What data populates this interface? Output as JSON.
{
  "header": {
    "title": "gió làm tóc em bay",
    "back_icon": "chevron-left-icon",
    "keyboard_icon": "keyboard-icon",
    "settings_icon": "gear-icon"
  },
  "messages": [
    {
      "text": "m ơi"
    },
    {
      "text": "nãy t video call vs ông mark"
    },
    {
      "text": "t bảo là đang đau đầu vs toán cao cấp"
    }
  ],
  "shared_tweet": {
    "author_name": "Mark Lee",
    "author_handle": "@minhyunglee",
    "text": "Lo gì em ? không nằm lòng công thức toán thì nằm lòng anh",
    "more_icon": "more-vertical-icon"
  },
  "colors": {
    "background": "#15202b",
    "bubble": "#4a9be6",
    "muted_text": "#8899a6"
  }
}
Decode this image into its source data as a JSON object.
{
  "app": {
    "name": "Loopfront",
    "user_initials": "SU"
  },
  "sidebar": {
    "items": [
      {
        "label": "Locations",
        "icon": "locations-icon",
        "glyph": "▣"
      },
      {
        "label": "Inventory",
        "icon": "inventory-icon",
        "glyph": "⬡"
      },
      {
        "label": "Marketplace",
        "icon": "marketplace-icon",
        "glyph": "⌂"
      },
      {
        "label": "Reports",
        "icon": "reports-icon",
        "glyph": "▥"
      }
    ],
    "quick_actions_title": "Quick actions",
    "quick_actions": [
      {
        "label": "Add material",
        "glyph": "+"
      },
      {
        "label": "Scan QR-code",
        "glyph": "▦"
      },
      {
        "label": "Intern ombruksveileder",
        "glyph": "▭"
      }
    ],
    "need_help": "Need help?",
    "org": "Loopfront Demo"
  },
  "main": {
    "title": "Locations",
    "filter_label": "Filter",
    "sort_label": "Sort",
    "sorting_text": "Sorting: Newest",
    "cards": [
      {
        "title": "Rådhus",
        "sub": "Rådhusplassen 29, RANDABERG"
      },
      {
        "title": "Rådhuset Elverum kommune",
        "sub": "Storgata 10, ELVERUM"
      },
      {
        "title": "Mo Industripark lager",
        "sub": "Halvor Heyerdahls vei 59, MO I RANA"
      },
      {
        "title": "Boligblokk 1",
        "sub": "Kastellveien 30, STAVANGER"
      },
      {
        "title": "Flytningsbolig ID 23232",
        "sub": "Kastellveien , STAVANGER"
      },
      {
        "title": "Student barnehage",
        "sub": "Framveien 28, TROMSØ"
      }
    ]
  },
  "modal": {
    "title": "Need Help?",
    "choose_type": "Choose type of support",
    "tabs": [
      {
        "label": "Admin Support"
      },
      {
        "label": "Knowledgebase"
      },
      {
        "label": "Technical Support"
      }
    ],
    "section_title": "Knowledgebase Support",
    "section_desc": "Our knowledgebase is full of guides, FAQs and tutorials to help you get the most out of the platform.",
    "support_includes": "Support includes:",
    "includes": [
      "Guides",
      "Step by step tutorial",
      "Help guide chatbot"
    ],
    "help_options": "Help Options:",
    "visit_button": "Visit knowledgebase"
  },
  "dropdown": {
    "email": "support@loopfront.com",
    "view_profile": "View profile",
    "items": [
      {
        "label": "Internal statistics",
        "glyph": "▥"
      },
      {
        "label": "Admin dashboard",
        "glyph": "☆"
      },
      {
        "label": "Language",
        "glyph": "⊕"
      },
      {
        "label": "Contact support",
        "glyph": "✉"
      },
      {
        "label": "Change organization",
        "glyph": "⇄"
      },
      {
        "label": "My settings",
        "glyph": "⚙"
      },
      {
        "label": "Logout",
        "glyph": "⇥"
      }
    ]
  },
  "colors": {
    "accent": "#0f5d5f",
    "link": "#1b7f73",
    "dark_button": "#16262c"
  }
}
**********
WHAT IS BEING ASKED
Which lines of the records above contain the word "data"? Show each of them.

TASK ANSWER
What data populates this interface? Output as JSON.
Decode this image into its source data as a JSON object.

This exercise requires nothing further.